November 9, 2017 Updated: November 9, 2017    

NEW YORK—The U.S. government said it has begun distributing $772.5 million from a $4.05 billion fund to compensate victims of Bernard Madoff’s Ponzi scheme, ending a nearly nine-year wait for thousands of people to start recouping their losses.

A total of 24,631 checks from the Madoff Victim Fund are being mailed to individuals, government entities, schools, charities, and pension and retirement plans in 49 U.S. states, Washington, D.C., and 119 other countries.

More than two-thirds of the recipients, or 16,557, had received no prior compensation for their losses. They will receive about $545 million from the payout, which is structured to cover 25 percent of recipients’ losses.

Rod Rosenstein, the deputy U.S. attorney general, in a statement on Thursday called the payout, from the Department of Justice’s victim compensation program, “the largest restoration of forfeited property in history.”

Richard Breeden, a former U.S. Securities and Exchange Commission chairman, oversees the $4.05 billion fund, which was set up in November 2013. He declined to comment.

Madoff, 79, is serving a 150-year prison term for running what prosecutors called a $65 billion Ponzi scheme, which was uncovered in December 2008.

Payouts from the Madoff Victim Fund are eventually expected to go to 37,214 claimants from 124 countries, and whose losses exceeded $7.5 billion. Nearly all had invested indirectly with Madoff, such as through “feeder funds.”

Bernard Madoff (C) walks out from Federal Court after a bail hearing in Manhattan in New York City on Jan. 5, 2009. (Hiroko Masuike/Getty Images)

In a separate recovery effort, Irving Picard, a trustee liquidating Bernard L. Madoff Investment Securities LLC, has recouped $12.74 billion for the swindler’s victims.

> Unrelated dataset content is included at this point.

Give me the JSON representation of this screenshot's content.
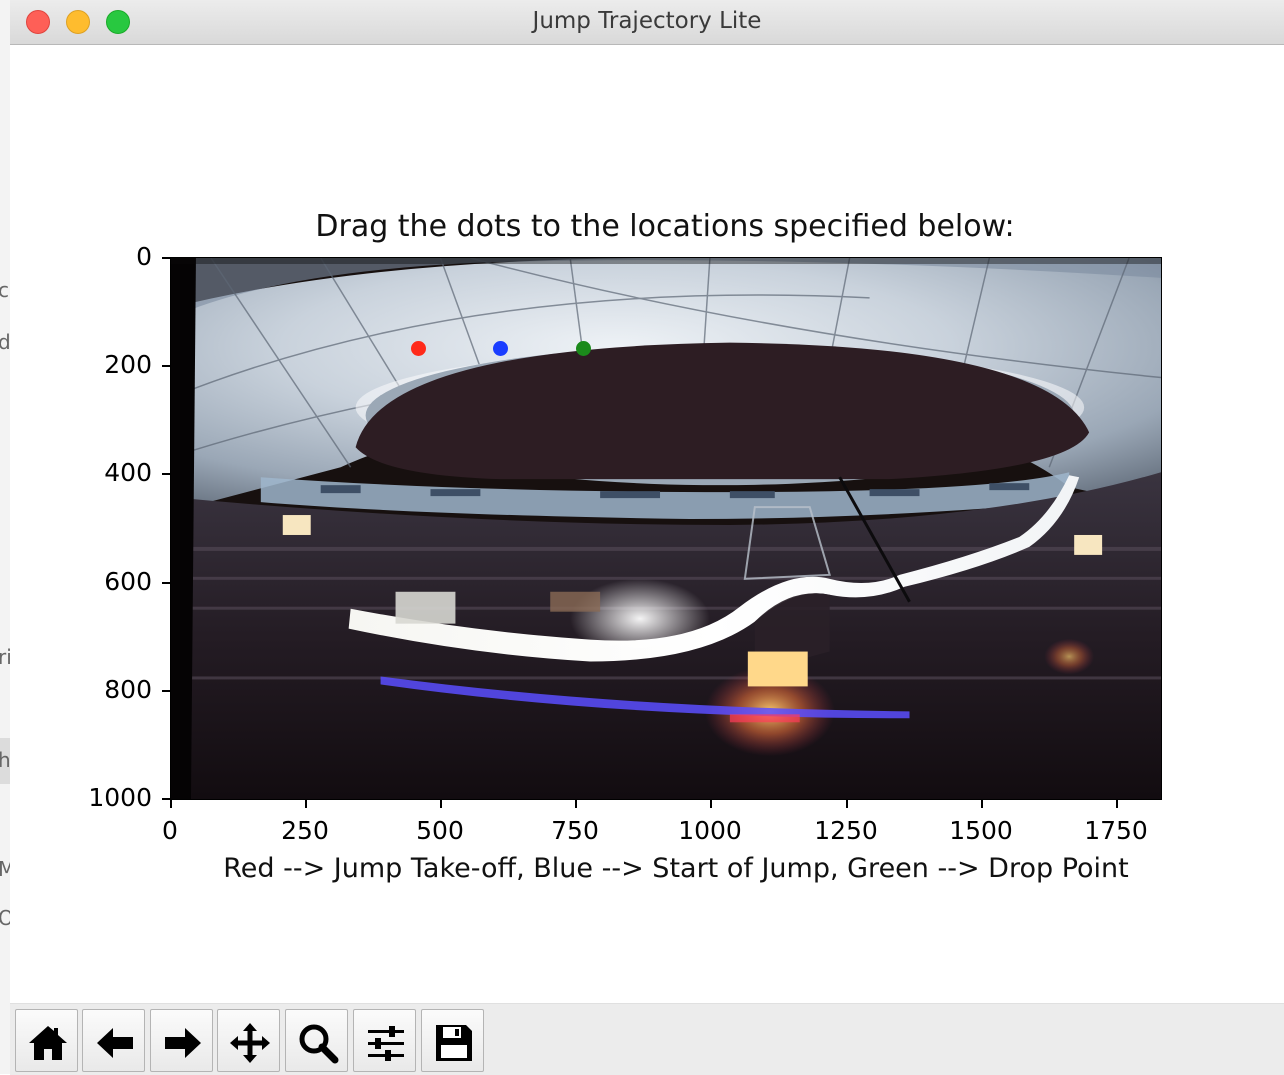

Picard, however, is making payouts to people who invested directly with Madoff, not indirectly, and has approved just 2,625 claims. He has said customers with approved claims lost about $17.5 billion.

The Justice Department and Breeden had drawn criticism over the lack of payouts from the government fund, in part fueled by reports over bills by Breeden’s firm for its services.

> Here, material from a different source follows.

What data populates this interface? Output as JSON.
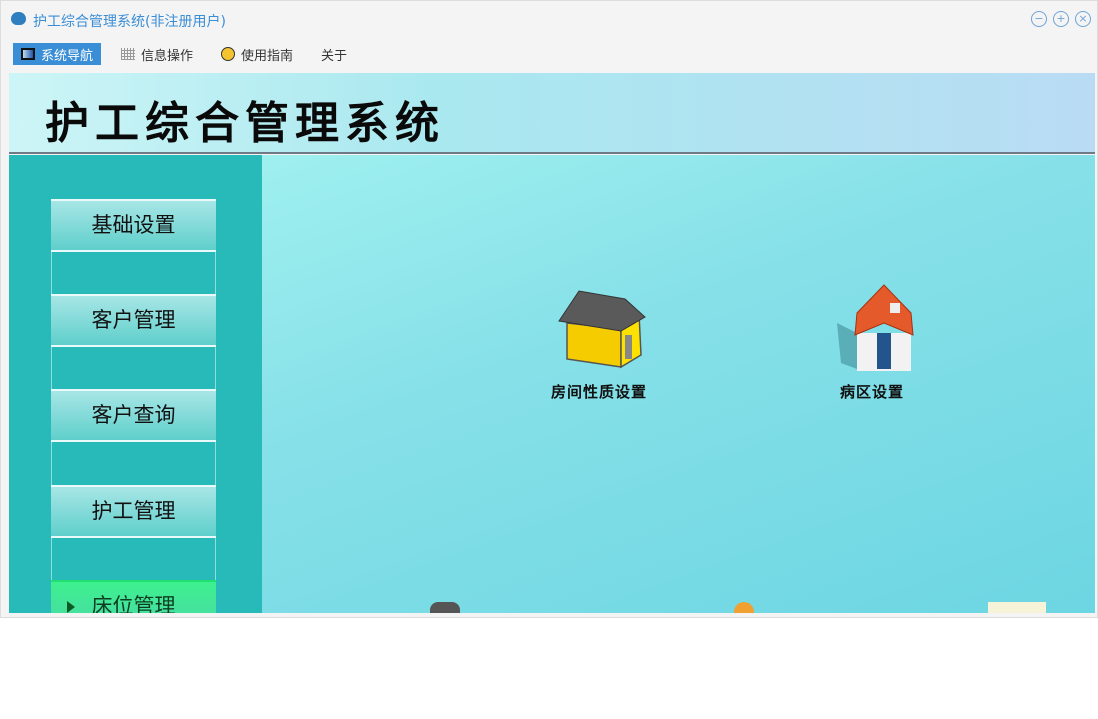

Most money in the fund came from settlements with the estate of Jeffry Picower, a Madoff investor from Florida, and JPMorgan Chase & Co, once Madoff’s main bank.

Pedestrians walk past the JP Morgan Chase headquarters in New York on March 17, 2008. (DON EMMERT/AFP/Getty Images)

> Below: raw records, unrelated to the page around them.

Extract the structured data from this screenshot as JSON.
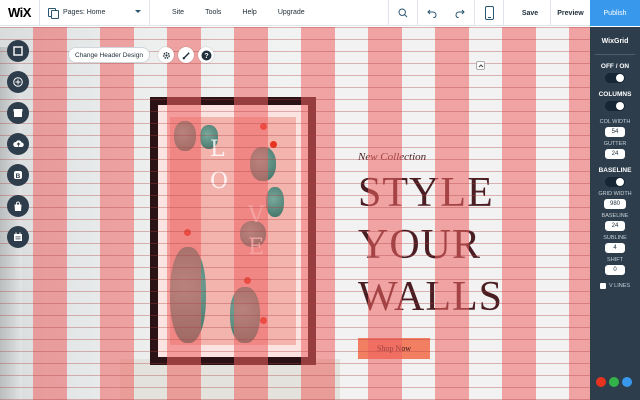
{
  "app": {
    "logo": "WiX"
  },
  "pages": {
    "label": "Pages: Home"
  },
  "menu": [
    "Site",
    "Tools",
    "Help",
    "Upgrade"
  ],
  "actions": {
    "save": "Save",
    "preview": "Preview",
    "publish": "Publish"
  },
  "canvas": {
    "header_button": "Change Header Design",
    "tagline": "New Collection",
    "headline": [
      "STYLE",
      "YOUR",
      "WALLS"
    ],
    "cta": "Shop Now",
    "poster_letters": [
      "L",
      "O",
      "V",
      "E"
    ]
  },
  "panel": {
    "title": "WixGrid",
    "off_on": "OFF / ON",
    "columns": "COLUMNS",
    "col_width_label": "COL WIDTH",
    "col_width": "54",
    "gutter_label": "GUTTER",
    "gutter": "24",
    "baseline_header": "BASELINE",
    "grid_width_label": "GRID WIDTH",
    "grid_width": "980",
    "baseline_label": "BASELINE",
    "baseline": "24",
    "subline_label": "SUBLINE",
    "subline": "4",
    "shift_label": "SHIFT",
    "shift": "0",
    "vlines": "V LINES"
  },
  "colors": {
    "accent": "#3899ec",
    "panel": "#2d3d4b",
    "cta": "#f27f62",
    "swatch_red": "#e8341e",
    "swatch_green": "#34b24a",
    "swatch_blue": "#3899ec"
  },
  "icons": [
    "pages-icon",
    "zoom-icon",
    "undo-icon",
    "redo-icon",
    "mobile-icon",
    "gear-icon",
    "brush-icon",
    "help-icon",
    "background-icon",
    "add-icon",
    "app-market-icon",
    "upload-icon",
    "blog-icon",
    "store-icon",
    "bookings-icon"
  ]
}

“I’m pleased the government is finally beginning to compensate the victims,” Vern Buchanan, a Florida congressman who had complained about delays, said in an email. “These people were cheated out of their life savings and have been waiting years to get some of their money back. It’s long overdue.”

People, some of whom are Bernard Madoff fraud victims, line-up at Federal District Court in Manhattan for the sentencing hearing for Madoff, who was convicted of running a multibillion-dollar ponzi scheme in New York City on June 29, 2009. (Spencer Platt/Getty Images)

By Jonathan Stempel